▶ What you should do: All entries are to be reproduced exactly; the pictures are to be omitted.

☆ ☆ ☆ ☆ ☆

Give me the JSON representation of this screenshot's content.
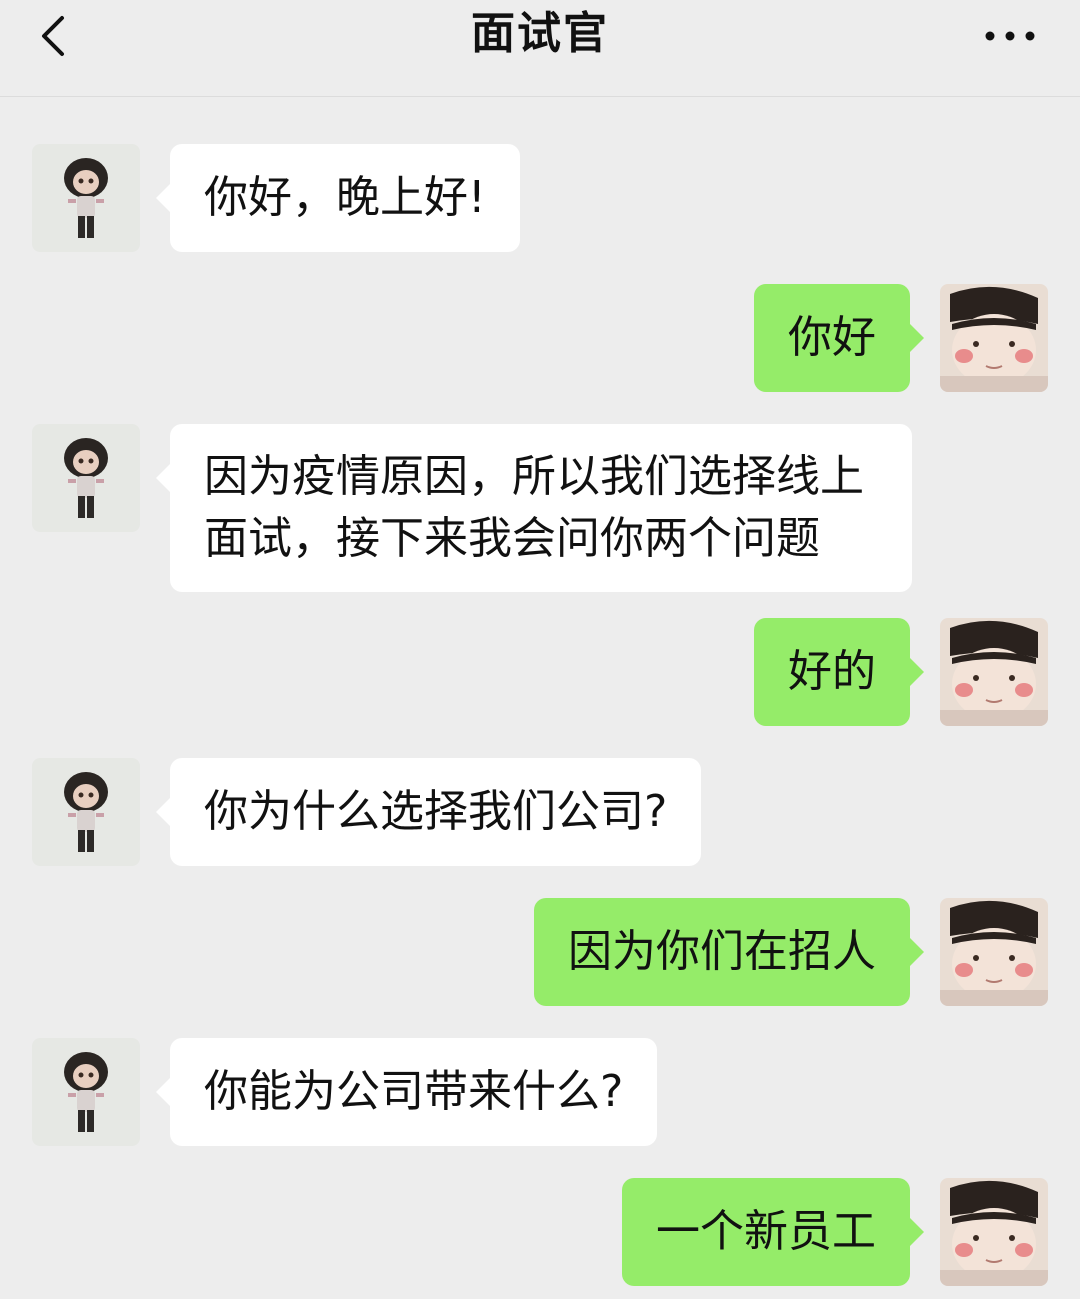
{
  "header": {
    "title": "面试官"
  },
  "icons": {
    "back": "chevron-left-icon",
    "more": "more-dots-icon"
  },
  "messages": [
    {
      "side": "in",
      "text": "你好，晚上好!"
    },
    {
      "side": "out",
      "text": "你好"
    },
    {
      "side": "in",
      "lines": [
        "因为疫情原因，所以我们选择线上",
        "面试，接下来我会问你两个问题"
      ]
    },
    {
      "side": "out",
      "text": "好的"
    },
    {
      "side": "in",
      "text": "你为什么选择我们公司?"
    },
    {
      "side": "out",
      "text": "因为你们在招人"
    },
    {
      "side": "in",
      "text": "你能为公司带来什么?"
    },
    {
      "side": "out",
      "text": "一个新员工"
    }
  ],
  "colors": {
    "background": "#ededed",
    "incoming_bubble": "#ffffff",
    "outgoing_bubble": "#95ec69"
  }
}
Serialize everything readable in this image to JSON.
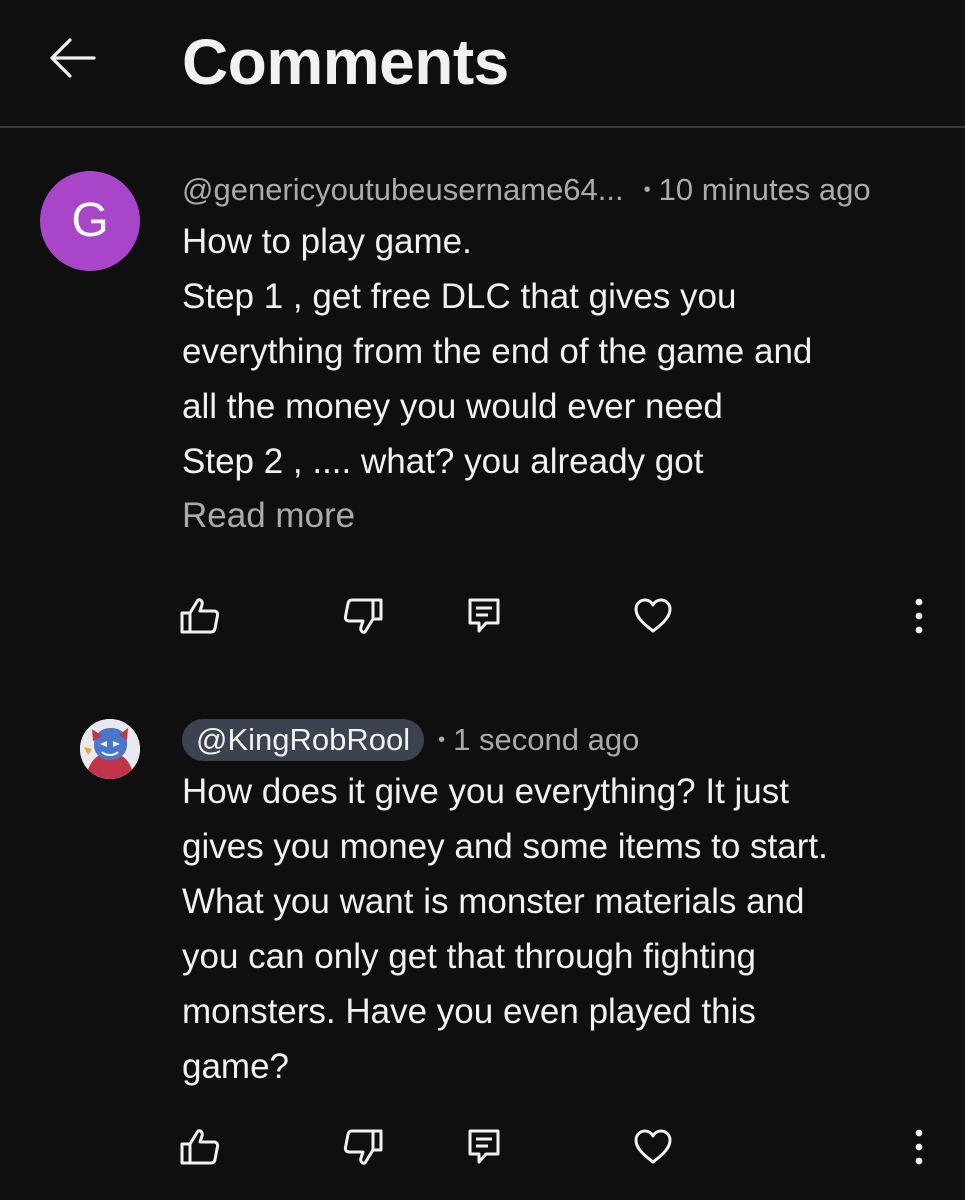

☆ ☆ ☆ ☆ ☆

▶ Written response:
Give me the JSON representation of this screenshot's content.
{
  "header": {
    "title": "面试官"
  },
  "icons": {
    "back": "chevron-left-icon",
    "more": "more-dots-icon"
  },
  "messages": [
    {
      "side": "in",
      "text": "你好，晚上好!"
    },
    {
      "side": "out",
      "text": "你好"
    },
    {
      "side": "in",
      "lines": [
        "因为疫情原因，所以我们选择线上",
        "面试，接下来我会问你两个问题"
      ]
    },
    {
      "side": "out",
      "text": "好的"
    },
    {
      "side": "in",
      "text": "你为什么选择我们公司?"
    },
    {
      "side": "out",
      "text": "因为你们在招人"
    },
    {
      "side": "in",
      "text": "你能为公司带来什么?"
    },
    {
      "side": "out",
      "text": "一个新员工"
    }
  ],
  "colors": {
    "background": "#ededed",
    "incoming_bubble": "#ffffff",
    "outgoing_bubble": "#95ec69"
  }
}
Serialize everything readable in this image to JSON.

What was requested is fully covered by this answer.